“Right now we all need to keep doing the things we have been doing,” Henry said. “Keeping our bubble small … making sure that we’re taking all the precautions that we need to prevent transmission. And that’s going to be for some time.”
Henry expects immunization to ramp up “rapidly” in spring - with vaccines available through pharmacies, family doctors, and public health units. Those would be more traditional “kill vaccines” still in development, and which will also be easier to transport and store, she said.
Henry said the Pfizer vaccine is not recommended for people under 16, who are “relatively protected”, she said.
The vaccine also isn’t recommended for women who are pregnant. “We don’t know how it works in pregnant women,” she said.
Nor is the vaccine recommended for people with compromised immune systems, whether from an autoimmune disorder or things like cancer treatment, she said.
“With these new vaccines, we don’t know how safe they are and how effective they will be in people who are immune comprised. That is a challenge for us,” Henry said.
"We expect that some of the more traditional vaccines that will be available later in the spring will be able to be used in immunocompromised people and they will be a priority."
Henry also cautioned that it's not yet known how long protection from the virus will last, although so far the Pfizer and Moderna vaccines have been "very highly effective," she said.
“We are going to have a good summer I hope," Henry said.
“We have a timeline, we have a horizon,” Henry said. “We’ve come all this way, this very most difficult year. It’s time for us to recognize that we have hope and we have light, but we need to keep doing what we’re doing right now to keep each other safe.”

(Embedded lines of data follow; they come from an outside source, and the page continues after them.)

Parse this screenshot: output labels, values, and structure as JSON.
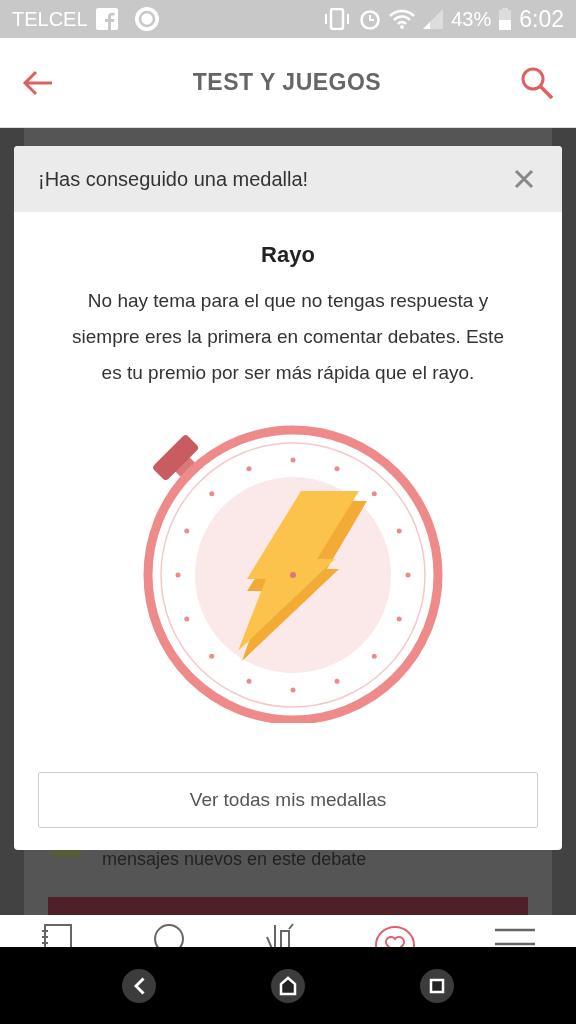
{
  "status_bar": {
    "carrier": "TELCEL",
    "battery": "43%",
    "time": "6:02"
  },
  "header": {
    "title": "TEST Y JUEGOS"
  },
  "page_behind": {
    "notice": "mensajes nuevos en este debate"
  },
  "modal": {
    "title": "¡Has conseguido una medalla!",
    "medal_name": "Rayo",
    "description": "No hay tema para el que no tengas respuesta y siempre eres la primera en comentar debates. Este es tu premio por ser más rápida que el rayo.",
    "button": "Ver todas mis medallas"
  }
}
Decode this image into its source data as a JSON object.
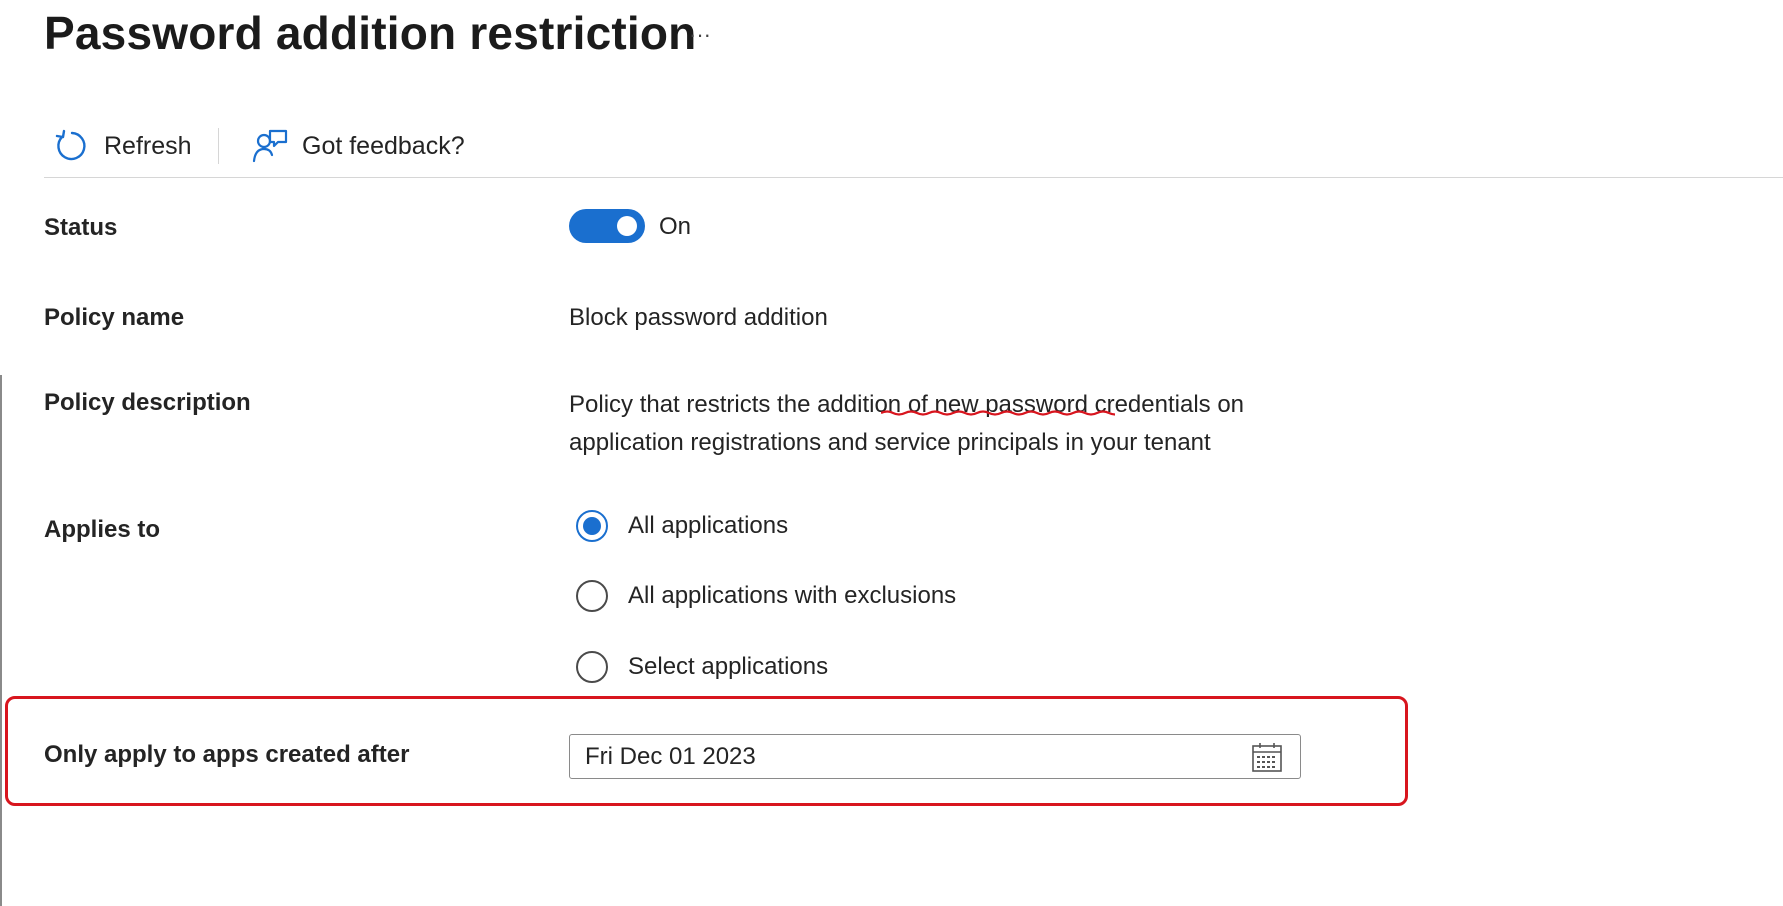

— with files from Matt Preprost, Mark Nielsen, Nelson Bennett
Email Managing Editor Matt Preprost at email@example.com.